India- India's general election, which kicked off on Friday, will see nearly 1 billion voters deciding whether incumbent Prime Minister Narendra Modi from the Bharatiya Janata Party (BJP) can secure a third term in office. He is facing a challenge from an alliance of around two dozen opposition parties, namely the Indian National Developmental Inclusive Alliance (INDIA), led by the main opposition Indian National Congress, which has deep roots in most regions of the South Asian country. THE ELECTION The Indian parliament consists of two houses, namely the Lok Sabha, or House of the People, and the Rajya Sabha, or Council of States. In the coming election, voters cast ballots for 543 of the 545 seats of the Lok Sabha while the remaining two are nominated by the president. Elections for the Lok Sabha take place every five years, under a first-past-the-post system, where voters cast a vote for a single candidate, and the candidate with the most votes wins the election. The party or coalition winning the majority of seats will form a government. Officials said more than 960 million citizens are eligible to vote at over 1 million polling stations across the world's most populous country. Approximately 15 million polling officials and security staff will be deployed. The elections will last until June 1, spanning seven phases, with the results announced on June 4. The expenditure associated with the elections is substantial. According to the Delhi-based Center for Media Studies, the 2019 general election cost 8.6 billion U.S. dollars and this year's cost is estimated to surpass 1.2 trillion rupees (14.4 billion dollars).
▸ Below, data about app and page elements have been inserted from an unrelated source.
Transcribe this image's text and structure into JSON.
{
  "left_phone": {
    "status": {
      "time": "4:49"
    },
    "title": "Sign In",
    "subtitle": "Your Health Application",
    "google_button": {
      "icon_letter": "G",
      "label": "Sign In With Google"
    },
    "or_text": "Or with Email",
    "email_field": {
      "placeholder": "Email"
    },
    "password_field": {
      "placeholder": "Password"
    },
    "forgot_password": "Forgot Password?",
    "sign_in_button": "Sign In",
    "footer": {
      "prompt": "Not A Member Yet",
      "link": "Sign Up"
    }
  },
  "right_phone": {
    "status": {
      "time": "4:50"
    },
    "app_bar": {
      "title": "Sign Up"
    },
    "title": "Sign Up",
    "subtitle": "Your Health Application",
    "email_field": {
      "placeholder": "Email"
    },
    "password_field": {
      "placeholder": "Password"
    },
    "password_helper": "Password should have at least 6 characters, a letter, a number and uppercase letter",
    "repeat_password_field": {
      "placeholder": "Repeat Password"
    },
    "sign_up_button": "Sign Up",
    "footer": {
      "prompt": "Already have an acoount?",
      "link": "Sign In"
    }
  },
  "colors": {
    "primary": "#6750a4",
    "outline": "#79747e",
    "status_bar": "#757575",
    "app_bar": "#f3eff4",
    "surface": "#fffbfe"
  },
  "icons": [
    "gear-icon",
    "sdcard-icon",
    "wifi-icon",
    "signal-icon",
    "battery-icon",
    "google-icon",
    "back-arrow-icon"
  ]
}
Modi assumed office as prime minister in 2014 and was re-elected in 2019, where the BJP won by a huge margin, securing 282 and 303 seats respectively. The BJP and its allies aim to win over 400 seats in the upcoming election. Despite India's economic achievements in the past decade, some media outlets and experts believe that the actual economic performance was not as good as the government claimed, and the benefits of development have not truly reached the lower strata of society. The "Make in India" initiative, proposed by the Modi government in 2014, aims to boost the manufacturing sector's contribution to India's economic growth from 16 percent in 2015 to 25 percent by 2022, which in reality dropped to 13 percent. This led to persistently high unemployment rates in the country. A pre-poll survey by the Lokniti-Centre for the Study of Developing Societies found that over half of the 10,019 respondents expressed worry about price increases and job scarcity, as reported by the Hindustan Times. Indian farmers have been protesting in the past months, demanding a law to guarantee a minimum price for crops, farmers' pensions, and debt waiver, among others.


The main opposition Indian National Congress has held power for an extended period in Indian history yet has suffered a huge defeat against the BJP in the 2014 general election with Rahul Gandhi as its prime ministerial candidate. In 2023, 26 opposition parties formed the INDIA coalition. In March, Delhi Chief Minister Arvind Kejriwal, leader of the Aam Aadmi Party (AAP) in INDIA, was arrested by the federal government's financial crimes agency on charges of corruption. He has denied any wrongdoing and said his arrest was politically motivated. The BJP denied the allegation. Several opposition leaders have been imprisoned, questioned, or had cases filed against them by federal agencies in the past year, which triggered protests from opposition parties and civic groups. In March, the Congress party accused the federal government of using the tax department to cut their funding for elections.

Source: RSS